Triggs' tale: Why my life with Roy is no walk in the park
Published 12/01/2012 | 05:00
It's the tale that will wag the dog. In one of the more bizarre announcements of a new literary undertaking, it appears that Roy Keane's dog, Triggs, is going to -- wait for it -- write his 'autodography'.
It is the innovative branchild of Irish writer Ross O'Carroll-Kelly.
According to the publishers Hachette Ireland, no doubt with tongues firmly in cheeks, it will be "a hard-hitting, warts-and-all memoir" .
Ross O'Carroll-Kelly creator Paul Howard says nothing will be held back. There will be real bite in it.
Promising to let it all hang out with his tongue, Triggs (speaking through an interpreter of course) admitted last night that he, like Roy, could be difficult at times.
"I was no Marley. And, God knows, Roy was no John Grogan,' the golden labrador said.
This will be Paul Howard's first departure in fiction from the Ross O'Carroll-Kelly series.
As a former award-winning sports journalist, he is the perfect ghost writer for Triggs. And in the new book, 'Triggs: The Autobiography' which will be published to coincide with the European Championships in June, he has once again created a potentially unforgettable character.

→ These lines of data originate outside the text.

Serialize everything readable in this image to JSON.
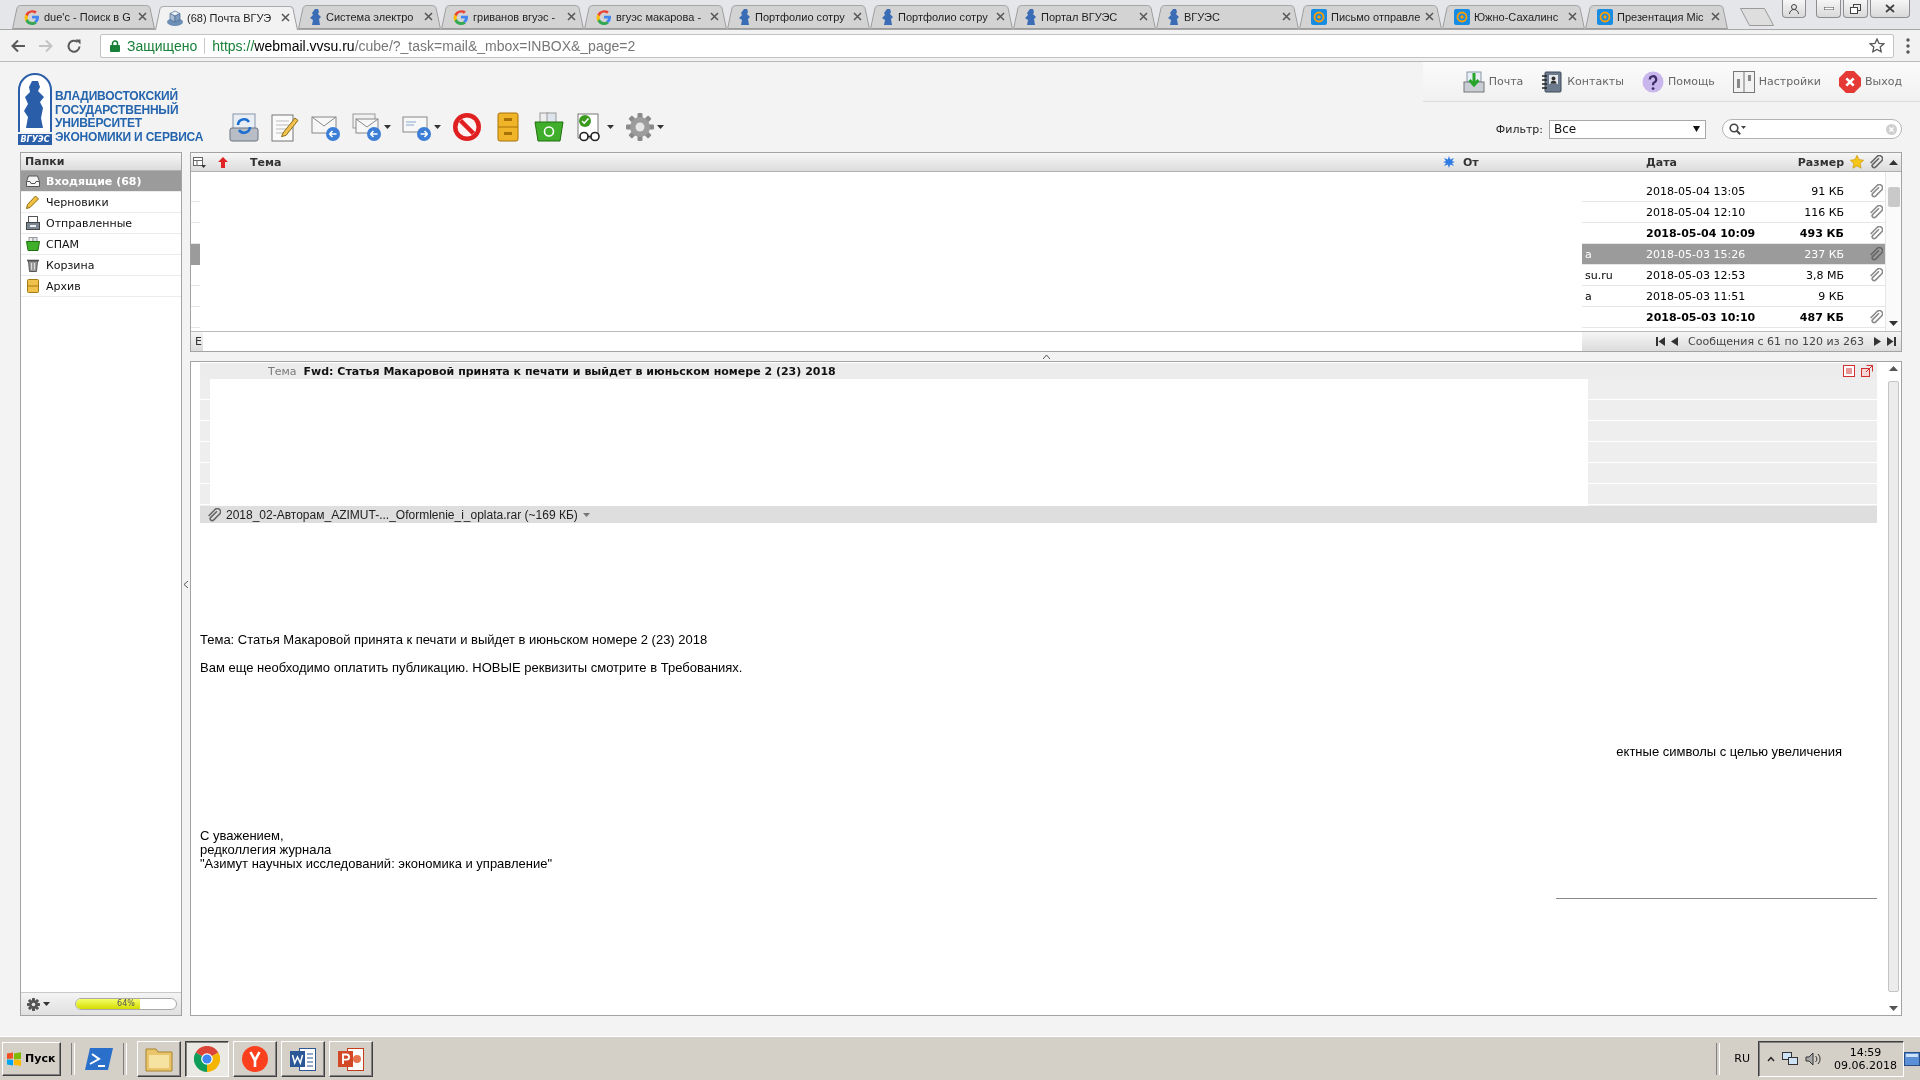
{
  "browser": {
    "tabs": [
      {
        "title": "due'c - Поиск в G",
        "kind": "google",
        "selected": false
      },
      {
        "title": "(68) Почта ВГУЭ",
        "kind": "webmail",
        "selected": true
      },
      {
        "title": "Система электро",
        "kind": "vvsu",
        "selected": false
      },
      {
        "title": "гриванов вгуэс -",
        "kind": "google",
        "selected": false
      },
      {
        "title": "вгуэс макарова -",
        "kind": "google",
        "selected": false
      },
      {
        "title": "Портфолио сотру",
        "kind": "vvsu",
        "selected": false
      },
      {
        "title": "Портфолио сотру",
        "kind": "vvsu",
        "selected": false
      },
      {
        "title": "Портал ВГУЭС",
        "kind": "vvsu",
        "selected": false
      },
      {
        "title": "ВГУЭС",
        "kind": "vvsu",
        "selected": false
      },
      {
        "title": "Письмо отправле",
        "kind": "mailru",
        "selected": false
      },
      {
        "title": "Южно-Сахалинс",
        "kind": "mailru",
        "selected": false
      },
      {
        "title": "Презентация Mic",
        "kind": "mailru",
        "selected": false
      }
    ],
    "address_bar": {
      "security": "Защищено",
      "url_scheme": "https://",
      "url_host": "webmail.vvsu.ru",
      "url_path": "/cube/?_task=mail&_mbox=INBOX&_page=2"
    }
  },
  "header": {
    "logo": {
      "lines": [
        "ВЛАДИВОСТОКСКИЙ",
        "ГОСУДАРСТВЕННЫЙ",
        "УНИВЕРСИТЕТ",
        "ЭКОНОМИКИ И СЕРВИСА"
      ],
      "badge": "ВГУЭС"
    },
    "nav": [
      {
        "label": "Почта",
        "kind": "mail"
      },
      {
        "label": "Контакты",
        "kind": "contacts"
      },
      {
        "label": "Помощь",
        "kind": "help"
      },
      {
        "label": "Настройки",
        "kind": "settings"
      },
      {
        "label": "Выход",
        "kind": "logout"
      }
    ],
    "toolbar": [
      {
        "kind": "check-mail",
        "dropdown": false
      },
      {
        "kind": "compose",
        "dropdown": false
      },
      {
        "kind": "reply",
        "dropdown": false
      },
      {
        "kind": "reply-all",
        "dropdown": true
      },
      {
        "kind": "forward",
        "dropdown": true
      },
      {
        "kind": "delete",
        "dropdown": false
      },
      {
        "kind": "archive",
        "dropdown": false
      },
      {
        "kind": "spam",
        "dropdown": false
      },
      {
        "kind": "mark",
        "dropdown": true
      },
      {
        "kind": "more",
        "dropdown": true
      }
    ],
    "filter": {
      "label": "Фильтр:",
      "value": "Все"
    }
  },
  "folders": {
    "title": "Папки",
    "items": [
      {
        "name": "Входящие (68)",
        "kind": "inbox",
        "selected": true
      },
      {
        "name": "Черновики",
        "kind": "drafts",
        "selected": false
      },
      {
        "name": "Отправленные",
        "kind": "sent",
        "selected": false
      },
      {
        "name": "СПАМ",
        "kind": "spam",
        "selected": false
      },
      {
        "name": "Корзина",
        "kind": "trash",
        "selected": false
      },
      {
        "name": "Архив",
        "kind": "archive",
        "selected": false
      }
    ]
  },
  "quota": {
    "level": 0.64,
    "reading": "64%"
  },
  "message_list": {
    "columns": {
      "subject": "Тема",
      "from": "От",
      "date": "Дата",
      "size": "Размер"
    },
    "rows": [
      {
        "date": "2018-05-04 13:05",
        "size": "91 КБ",
        "attachment": true,
        "unread": false,
        "selected": false
      },
      {
        "date": "2018-05-04 12:10",
        "size": "116 КБ",
        "attachment": true,
        "unread": false,
        "selected": false
      },
      {
        "date": "2018-05-04 10:09",
        "size": "493 КБ",
        "attachment": true,
        "unread": true,
        "selected": false
      },
      {
        "from": "а",
        "date": "2018-05-03 15:26",
        "size": "237 КБ",
        "attachment": true,
        "unread": false,
        "selected": true
      },
      {
        "from": "su.ru",
        "date": "2018-05-03 12:53",
        "size": "3,8 МБ",
        "attachment": true,
        "unread": false,
        "selected": false
      },
      {
        "from": "а",
        "date": "2018-05-03 11:51",
        "size": "9 КБ",
        "attachment": false,
        "unread": false,
        "selected": false
      },
      {
        "date": "2018-05-03 10:10",
        "size": "487 КБ",
        "attachment": true,
        "unread": true,
        "selected": false
      }
    ],
    "footer": {
      "cut_text": "Е",
      "range": "Сообщения с 61 по 120 из 263"
    }
  },
  "preview": {
    "subject_label": "Тема",
    "subject": "Fwd: Статья Макаровой принята к печати и выйдет в июньском номере 2 (23) 2018",
    "attachment": "2018_02-Авторам_AZIMUT-..._Oformlenie_i_oplata.rar (~169 КБ)",
    "paragraphs": [
      "Тема: Статья Макаровой принята к печати и выйдет в июньском номере 2 (23) 2018",
      "Вам еще необходимо оплатить публикацию. НОВЫЕ реквизиты смотрите в Требованиях."
    ],
    "fragment": "ектные символы с целью увеличения",
    "signature": [
      "С уважением,",
      "редколлегия журнала",
      "\"Азимут научных исследований: экономика и управление\""
    ]
  },
  "taskbar": {
    "start": "Пуск",
    "apps": [
      {
        "kind": "explorer",
        "selected": false
      },
      {
        "kind": "chrome",
        "selected": true
      },
      {
        "kind": "yandex",
        "selected": false
      },
      {
        "kind": "word",
        "selected": false
      },
      {
        "kind": "powerpoint",
        "selected": false
      }
    ],
    "language": "RU",
    "time": "14:59",
    "date": "09.06.2018"
  }
}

Triggs was famed for his loyal companionship to Roy Keane during the turmoil-filled post-Saipan days.
But what most people didn't know was that Roy's best friend dog never forgets.
Last night Paul Howard said: "Being a dog-lover, Triggs became a figure of fascination to me, as well as to millions of others, in the wake of Keane's banishment.
"I used to watch the footage of the two of them defiantly facing the paparazzi to enjoy their daily walk and out of that came the idea of writing a memoir of Triggs' life.
"A couple of years ago, a number of newspapers wrongly reported the death of Triggs on their front pages. So the starting point of the book is the dog reading those reports and deciding that it's time to put the record straight once and for all."
Triggs 'said' that he was going to put a lot of work into the book.
"I want this to book to be an honest rendering of the role I played in the life of Roy Keane."
"The publisher might well adorn the jacket with dramatic adjectives, such as, 'Sensational!', 'Shocking!', and, 'Explosive!'
"I don't doubt that the story, in parts, is all of those things. What I'm more interested in, though, is writing an account that is truthful, uncomfortable as it will be to read at times.
"This isn't some saccharine-sweet story of a love affair between a man and his beloved Labrador retriever. I'm no Marley. And, God knows, Roy is no John Grogan."
Ross O'Carroll-Kelly recently took top place in the Eason on-line poll to find Ireland's most popular writer of all time, leaving less talented writers like James Joyce trailing in his wake.
That was only the beginning. The combination of Paul Howard, Ross O'Carroll-Kelly and Triggs will be unbeatable.